At Romsey School, we believe that in order to be well prepared for life beyond school, pupils need to master a whole range of skills which transcend the individual subject disciplines. Therefore we advocate the method(s) of metacognition. This means that we teach pupils ‘how’ to learn as well as teaching the subject content. Therefore, whenever appropriate, our curricula and teaching methodologies promote, encourage, and facilitate hands on learning experiences which develop both our pupils’ deeper knowledge and we overtly teach pupils how to enhance their ‘Habits of Mind’ (see below).

We are absolutely sure that this focus will reap dividends with regard to our pupils’ achievements and engagement, along with enhancing their happiness in their future lives. This focus on ‘metacognition’ is founded in sound research. For example, the Sutton Report 2016 found that, if used well, metacognition can enhance students’ achievement by resulting in gains of eight months. In fact, metacognition was one of the top two interventions for schools.

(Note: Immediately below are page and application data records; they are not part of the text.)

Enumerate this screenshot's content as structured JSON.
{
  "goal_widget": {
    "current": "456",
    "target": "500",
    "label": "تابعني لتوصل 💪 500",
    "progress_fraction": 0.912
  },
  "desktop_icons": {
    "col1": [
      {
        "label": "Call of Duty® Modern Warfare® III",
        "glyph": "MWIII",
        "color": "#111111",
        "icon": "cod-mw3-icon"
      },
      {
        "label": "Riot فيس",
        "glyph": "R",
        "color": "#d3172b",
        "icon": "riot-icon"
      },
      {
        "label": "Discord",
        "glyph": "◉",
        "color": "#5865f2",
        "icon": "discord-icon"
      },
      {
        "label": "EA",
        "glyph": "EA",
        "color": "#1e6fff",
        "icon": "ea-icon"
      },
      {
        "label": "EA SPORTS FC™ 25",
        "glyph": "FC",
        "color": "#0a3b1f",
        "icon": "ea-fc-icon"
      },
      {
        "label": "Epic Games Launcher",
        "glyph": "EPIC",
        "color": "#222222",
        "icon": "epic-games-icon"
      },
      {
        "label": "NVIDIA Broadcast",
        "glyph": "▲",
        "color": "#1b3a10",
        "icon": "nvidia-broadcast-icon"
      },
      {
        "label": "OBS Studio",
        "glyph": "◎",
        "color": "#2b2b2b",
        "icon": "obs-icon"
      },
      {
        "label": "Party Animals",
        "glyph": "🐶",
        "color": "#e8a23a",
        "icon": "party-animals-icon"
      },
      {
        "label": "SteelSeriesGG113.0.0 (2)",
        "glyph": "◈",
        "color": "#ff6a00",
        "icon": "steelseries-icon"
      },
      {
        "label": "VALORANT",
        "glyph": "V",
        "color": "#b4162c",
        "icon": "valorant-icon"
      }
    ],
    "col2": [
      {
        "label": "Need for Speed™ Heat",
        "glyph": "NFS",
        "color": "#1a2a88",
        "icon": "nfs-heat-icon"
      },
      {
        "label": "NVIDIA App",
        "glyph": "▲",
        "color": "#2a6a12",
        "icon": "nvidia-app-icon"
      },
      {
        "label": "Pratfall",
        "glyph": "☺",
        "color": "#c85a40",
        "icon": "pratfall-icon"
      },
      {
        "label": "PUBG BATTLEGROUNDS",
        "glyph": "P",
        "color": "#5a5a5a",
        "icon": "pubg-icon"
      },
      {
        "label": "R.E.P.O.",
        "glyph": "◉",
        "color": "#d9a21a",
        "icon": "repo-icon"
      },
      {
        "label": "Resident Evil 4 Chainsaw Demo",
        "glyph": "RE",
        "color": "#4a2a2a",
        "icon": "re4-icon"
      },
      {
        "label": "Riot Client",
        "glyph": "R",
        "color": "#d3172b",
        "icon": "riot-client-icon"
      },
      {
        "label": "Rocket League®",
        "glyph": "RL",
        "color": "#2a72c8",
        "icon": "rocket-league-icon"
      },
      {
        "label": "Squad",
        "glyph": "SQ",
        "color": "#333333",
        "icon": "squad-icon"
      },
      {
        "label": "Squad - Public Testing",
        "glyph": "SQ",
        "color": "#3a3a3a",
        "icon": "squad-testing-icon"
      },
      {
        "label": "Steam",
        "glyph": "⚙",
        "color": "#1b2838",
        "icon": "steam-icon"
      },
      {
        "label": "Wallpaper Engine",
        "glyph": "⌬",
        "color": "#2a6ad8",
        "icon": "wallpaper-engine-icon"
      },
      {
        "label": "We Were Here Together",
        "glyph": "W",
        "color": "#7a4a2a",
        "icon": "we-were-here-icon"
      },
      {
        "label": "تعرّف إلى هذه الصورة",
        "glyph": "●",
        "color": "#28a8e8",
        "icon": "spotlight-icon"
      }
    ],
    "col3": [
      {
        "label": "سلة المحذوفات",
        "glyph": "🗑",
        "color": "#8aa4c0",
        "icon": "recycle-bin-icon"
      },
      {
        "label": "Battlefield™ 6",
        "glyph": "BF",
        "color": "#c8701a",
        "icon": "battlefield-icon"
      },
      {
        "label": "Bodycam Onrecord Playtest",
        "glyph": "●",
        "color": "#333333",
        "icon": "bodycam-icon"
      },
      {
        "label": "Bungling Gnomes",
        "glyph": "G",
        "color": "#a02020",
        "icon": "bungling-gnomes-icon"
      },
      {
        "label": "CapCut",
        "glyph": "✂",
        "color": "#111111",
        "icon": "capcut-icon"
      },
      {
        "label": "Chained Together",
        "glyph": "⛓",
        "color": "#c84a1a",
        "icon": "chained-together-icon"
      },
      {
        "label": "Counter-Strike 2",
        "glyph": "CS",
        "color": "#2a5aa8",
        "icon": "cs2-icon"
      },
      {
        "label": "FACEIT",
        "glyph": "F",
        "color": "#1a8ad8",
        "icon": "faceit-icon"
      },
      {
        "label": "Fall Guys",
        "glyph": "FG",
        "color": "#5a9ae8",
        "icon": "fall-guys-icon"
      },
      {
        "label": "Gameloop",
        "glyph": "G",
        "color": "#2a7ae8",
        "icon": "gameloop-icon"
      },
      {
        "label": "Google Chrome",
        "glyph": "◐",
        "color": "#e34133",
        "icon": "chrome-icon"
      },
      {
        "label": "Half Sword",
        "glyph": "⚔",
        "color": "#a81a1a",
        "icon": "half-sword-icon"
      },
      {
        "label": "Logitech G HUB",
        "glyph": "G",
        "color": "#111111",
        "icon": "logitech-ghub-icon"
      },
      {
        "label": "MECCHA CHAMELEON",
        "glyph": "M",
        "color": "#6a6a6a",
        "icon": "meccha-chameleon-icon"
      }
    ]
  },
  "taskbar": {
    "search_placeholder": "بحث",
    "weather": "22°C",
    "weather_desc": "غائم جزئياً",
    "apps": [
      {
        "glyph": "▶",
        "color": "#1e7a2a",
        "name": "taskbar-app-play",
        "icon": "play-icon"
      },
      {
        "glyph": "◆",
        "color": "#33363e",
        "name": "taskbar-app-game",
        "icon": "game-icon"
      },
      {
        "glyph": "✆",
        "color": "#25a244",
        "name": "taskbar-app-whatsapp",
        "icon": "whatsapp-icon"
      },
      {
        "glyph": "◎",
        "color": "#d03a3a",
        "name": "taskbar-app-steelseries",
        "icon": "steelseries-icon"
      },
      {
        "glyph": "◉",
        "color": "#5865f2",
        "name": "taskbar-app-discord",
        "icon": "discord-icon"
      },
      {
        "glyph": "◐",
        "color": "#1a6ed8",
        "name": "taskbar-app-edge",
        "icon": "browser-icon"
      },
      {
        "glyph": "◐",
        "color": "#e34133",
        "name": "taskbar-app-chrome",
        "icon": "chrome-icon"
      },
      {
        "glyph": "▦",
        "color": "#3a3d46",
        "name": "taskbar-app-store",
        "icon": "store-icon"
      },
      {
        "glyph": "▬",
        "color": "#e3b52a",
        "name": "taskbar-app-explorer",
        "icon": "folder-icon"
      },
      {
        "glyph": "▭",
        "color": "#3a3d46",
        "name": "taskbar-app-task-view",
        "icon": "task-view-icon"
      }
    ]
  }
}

What’s more, the ‘starting point’ Romsey School’s own ‘Habits of Mind’ included research from ‘Hannam’s 9 Dimensions’, ‘Claxton’s Four Rs’, and the Government’s ‘Personal Learning and Thinking Skills’.